Through decades and generations, values are constantly shifting and minds are opening. Social change is always slow, especially when it comes to discrimination of women because of their gender. Whether the argument was about a woman’s right to vote, work, or make her own decisions, these topics were often considered highly controversial. One interesting topic that has evolved a great amount throughout the years, is that of the female swimsuit. Women are finally able to wear whatever type of swimming suit they wanted, yet we still see issues and conflicts surrounding a female’s choice of outfit for the beach.
In the 1800s, women's beachwear consisted of a long gown made out of a heavy fabrics such as wool and flannel to cover up their figure. These dresses were designed for walking along the beach or hanging your legs in the water, rather than swimming. In this time and era, a woman’s modesty was very important and meant that they had good values. These suits made it difficult to be recognized, as they were extremely loose and baggy. The primary purpose of a female’s swimwear at the time was to conceal a woman’s body.
In 1907, an iconic character made history with the first monumental progress in female swimwear fashion. Australian professional swimmer, Annette Kellermann, actively fought for the right for women to wear fitted one-piece bathing suits in public. On Revere Beach of Massachusetts, Kellermann was even arrested for wearing her tight one-piece swimwear, because it openly revealed her figure, even though was long- sleeved and did not show any skin. It was after this event that the popularity of this type of suit began to grow and we began to take our first steps towards modern bathing suits. In the year of 1916, the swimwear brand Jantzen released its first collection of swimwear that was fitted and short-sleeved, with cutouts. The company justified its “revealing” style with being for swimming and athletic purposes only. With that, women began showing more skin by ditching sleeves and wearing even shorter shorts. However, they would be fined and even arrested for wearing suits that did not have the permitted length.
For the first time. It was advertised and marketed as a two-piece swimsuit that “revealed everything about a girl except her mother’s maiden name.” Despite backlash and criticism, the trend continued to grow.
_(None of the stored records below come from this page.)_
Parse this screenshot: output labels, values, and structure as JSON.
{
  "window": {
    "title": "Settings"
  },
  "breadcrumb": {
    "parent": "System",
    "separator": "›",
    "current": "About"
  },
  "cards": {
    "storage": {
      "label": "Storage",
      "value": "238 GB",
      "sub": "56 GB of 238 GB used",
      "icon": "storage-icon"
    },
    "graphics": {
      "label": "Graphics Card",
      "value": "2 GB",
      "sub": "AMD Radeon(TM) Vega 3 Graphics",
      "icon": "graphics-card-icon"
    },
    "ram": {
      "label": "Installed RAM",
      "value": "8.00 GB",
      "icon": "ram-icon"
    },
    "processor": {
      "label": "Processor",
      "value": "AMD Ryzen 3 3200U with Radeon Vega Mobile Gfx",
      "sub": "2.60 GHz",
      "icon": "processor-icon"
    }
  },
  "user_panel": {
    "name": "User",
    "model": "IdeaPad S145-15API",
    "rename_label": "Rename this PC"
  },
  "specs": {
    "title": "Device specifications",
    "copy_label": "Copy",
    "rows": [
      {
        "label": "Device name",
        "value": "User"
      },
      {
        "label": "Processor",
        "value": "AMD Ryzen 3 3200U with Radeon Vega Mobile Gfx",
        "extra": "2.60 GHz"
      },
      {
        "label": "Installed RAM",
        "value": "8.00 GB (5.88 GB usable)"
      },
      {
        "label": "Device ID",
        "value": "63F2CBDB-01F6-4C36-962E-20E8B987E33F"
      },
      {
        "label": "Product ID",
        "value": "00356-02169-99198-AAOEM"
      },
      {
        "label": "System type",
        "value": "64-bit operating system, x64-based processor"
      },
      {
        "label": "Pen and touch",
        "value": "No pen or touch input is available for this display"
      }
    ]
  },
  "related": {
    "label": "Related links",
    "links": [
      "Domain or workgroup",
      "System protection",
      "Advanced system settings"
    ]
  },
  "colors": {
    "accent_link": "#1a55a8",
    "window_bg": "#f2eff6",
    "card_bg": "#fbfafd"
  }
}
As stretchy synthetic fabrics and nylon became more popular and readily available, swimwear became even tighter and women chose to show even more skin on a hot sunny day at the beach. Several iconic swim styles started to take over the generation, like the tight, red one-piece worn by Pamela Anderson and Carmen Electra in the famous film Baywatch.
As time went on, the majority of women across the world started wearing whatever outfit they wanted at the swimming pool or the beach. However, just when we thought we have achieved the freedom to choose our outfits in the summer, we are yet again confronted with another obstacle. In 2016, the so-called "burkini" was banned in several towns in France. A burkini is a type of swimsuit that is designed like a Burka, which is a garment that is worn in some Islamic traditions that conceals a woman’s body and hair. French Prime Minister Manuel Valls stated that it did not fit with the French values and this type of clothing “represented the enslavement of women”. Therefore, women wearing a burkini or a hijab (a headscarf that covers the hair), or even a long-sleeved swimsuit, would be fined for “not respecting the new dress code”. Several memes appeared across the internet that compared the current French policy about women’s swimwear to the early 1900s, when women were fined and arrested for wearing outfits that were shorter than allowed.
This all comes down to the conclusion that, as women, we have not yet completely achieved the freedom of speech and action. It is clear we have made lots of positive progress, where women used to be forced to wear full-length gowns and now are allowed to wear tight two-piece outfits, if they choose. However it is essential to note that a woman should be entitled to do as she pleases; if she wants to wear long-sleeve swimwear that covers her arms and head, she should be able to make that choice.
We should see the past positive achievements as a motivation to continue to advocate for the freedom of our decisions. We shall continue to fight for the right of women to wear whatever she wants and not be criticised nor judged for her choice of outfit.
Now, let’s get summer ready, wear your best outfit to the beach. You do you!